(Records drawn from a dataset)
——

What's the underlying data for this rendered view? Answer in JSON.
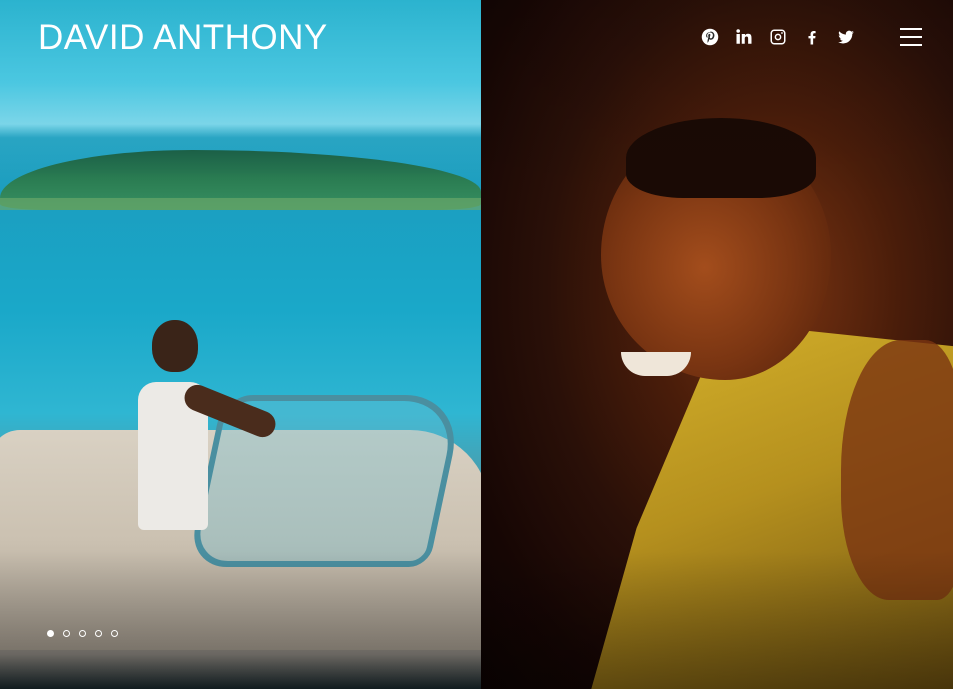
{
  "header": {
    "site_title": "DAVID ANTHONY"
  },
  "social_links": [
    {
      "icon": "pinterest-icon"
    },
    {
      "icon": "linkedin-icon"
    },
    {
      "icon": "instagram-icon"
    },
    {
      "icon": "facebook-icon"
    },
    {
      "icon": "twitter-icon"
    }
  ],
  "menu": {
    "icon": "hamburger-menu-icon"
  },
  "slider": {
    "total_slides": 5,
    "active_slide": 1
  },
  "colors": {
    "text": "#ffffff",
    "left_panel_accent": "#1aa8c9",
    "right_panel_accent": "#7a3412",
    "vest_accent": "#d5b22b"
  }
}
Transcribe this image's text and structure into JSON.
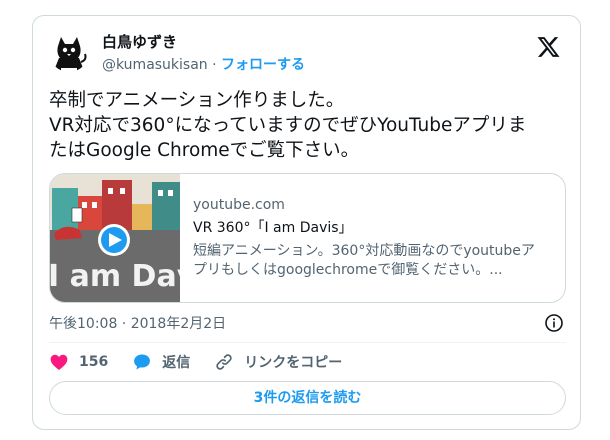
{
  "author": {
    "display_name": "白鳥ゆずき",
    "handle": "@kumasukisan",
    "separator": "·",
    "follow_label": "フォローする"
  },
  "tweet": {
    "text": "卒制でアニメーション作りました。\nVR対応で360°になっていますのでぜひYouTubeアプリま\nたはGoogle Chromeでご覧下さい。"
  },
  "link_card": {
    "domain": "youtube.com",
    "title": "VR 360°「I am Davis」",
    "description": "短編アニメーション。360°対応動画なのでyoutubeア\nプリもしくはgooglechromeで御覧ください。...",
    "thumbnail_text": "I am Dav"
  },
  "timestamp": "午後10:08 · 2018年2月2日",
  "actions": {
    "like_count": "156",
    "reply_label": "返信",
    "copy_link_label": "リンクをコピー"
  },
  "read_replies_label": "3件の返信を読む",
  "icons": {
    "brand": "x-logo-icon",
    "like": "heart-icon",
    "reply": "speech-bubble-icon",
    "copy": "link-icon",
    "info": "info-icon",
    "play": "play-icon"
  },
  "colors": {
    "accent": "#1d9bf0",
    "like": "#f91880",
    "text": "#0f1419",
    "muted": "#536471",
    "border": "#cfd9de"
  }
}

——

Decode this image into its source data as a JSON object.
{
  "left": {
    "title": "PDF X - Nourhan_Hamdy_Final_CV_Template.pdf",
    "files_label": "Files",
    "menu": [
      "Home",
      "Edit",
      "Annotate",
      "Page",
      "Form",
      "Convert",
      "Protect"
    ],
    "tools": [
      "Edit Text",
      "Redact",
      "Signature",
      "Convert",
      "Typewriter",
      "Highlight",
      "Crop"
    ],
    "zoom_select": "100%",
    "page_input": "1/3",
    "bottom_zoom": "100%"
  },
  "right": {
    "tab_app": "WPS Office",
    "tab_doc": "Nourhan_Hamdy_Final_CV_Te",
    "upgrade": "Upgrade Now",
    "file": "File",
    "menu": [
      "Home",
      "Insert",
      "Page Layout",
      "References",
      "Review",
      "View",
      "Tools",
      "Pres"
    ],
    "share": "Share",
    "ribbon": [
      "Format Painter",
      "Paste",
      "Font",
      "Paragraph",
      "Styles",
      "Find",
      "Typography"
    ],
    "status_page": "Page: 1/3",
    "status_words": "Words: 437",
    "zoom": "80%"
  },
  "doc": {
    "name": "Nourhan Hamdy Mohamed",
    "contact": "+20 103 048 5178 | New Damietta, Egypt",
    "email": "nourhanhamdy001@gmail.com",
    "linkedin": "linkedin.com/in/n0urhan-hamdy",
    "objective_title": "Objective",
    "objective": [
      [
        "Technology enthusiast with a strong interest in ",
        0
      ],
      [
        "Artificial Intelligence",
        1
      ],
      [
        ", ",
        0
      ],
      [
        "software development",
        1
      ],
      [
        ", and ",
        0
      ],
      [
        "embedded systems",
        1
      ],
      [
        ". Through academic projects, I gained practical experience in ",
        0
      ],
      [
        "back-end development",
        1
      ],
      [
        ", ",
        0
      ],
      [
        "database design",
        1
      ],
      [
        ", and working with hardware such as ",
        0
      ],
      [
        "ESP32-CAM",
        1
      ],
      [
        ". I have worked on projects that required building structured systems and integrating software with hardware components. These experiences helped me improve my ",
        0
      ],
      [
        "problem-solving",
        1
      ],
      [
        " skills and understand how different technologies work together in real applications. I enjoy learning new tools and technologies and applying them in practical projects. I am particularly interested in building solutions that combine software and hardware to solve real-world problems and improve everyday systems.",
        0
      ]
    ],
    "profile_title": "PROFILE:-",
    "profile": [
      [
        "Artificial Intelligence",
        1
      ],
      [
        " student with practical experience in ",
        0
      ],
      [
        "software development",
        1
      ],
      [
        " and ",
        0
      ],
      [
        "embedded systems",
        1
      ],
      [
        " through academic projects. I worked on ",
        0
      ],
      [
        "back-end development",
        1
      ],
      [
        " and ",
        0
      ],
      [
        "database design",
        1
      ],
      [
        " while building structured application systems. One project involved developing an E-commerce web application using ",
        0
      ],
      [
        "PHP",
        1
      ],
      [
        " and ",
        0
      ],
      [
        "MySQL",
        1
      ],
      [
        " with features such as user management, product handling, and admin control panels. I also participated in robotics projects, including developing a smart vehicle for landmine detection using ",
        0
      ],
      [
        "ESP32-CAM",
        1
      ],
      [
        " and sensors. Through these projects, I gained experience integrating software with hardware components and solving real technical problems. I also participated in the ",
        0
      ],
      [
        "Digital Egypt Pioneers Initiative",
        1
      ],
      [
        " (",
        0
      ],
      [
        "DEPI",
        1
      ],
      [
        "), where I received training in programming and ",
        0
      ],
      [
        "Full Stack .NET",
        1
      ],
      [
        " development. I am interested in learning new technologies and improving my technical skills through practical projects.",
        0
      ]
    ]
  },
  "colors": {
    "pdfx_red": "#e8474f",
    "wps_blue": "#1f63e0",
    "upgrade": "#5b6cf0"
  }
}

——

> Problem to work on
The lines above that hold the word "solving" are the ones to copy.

> Answer
        "problem-solving",
        " and sensors. Through these projects, I gained experience integrating software with hardware components and solving real technical problems. I also participated in the ",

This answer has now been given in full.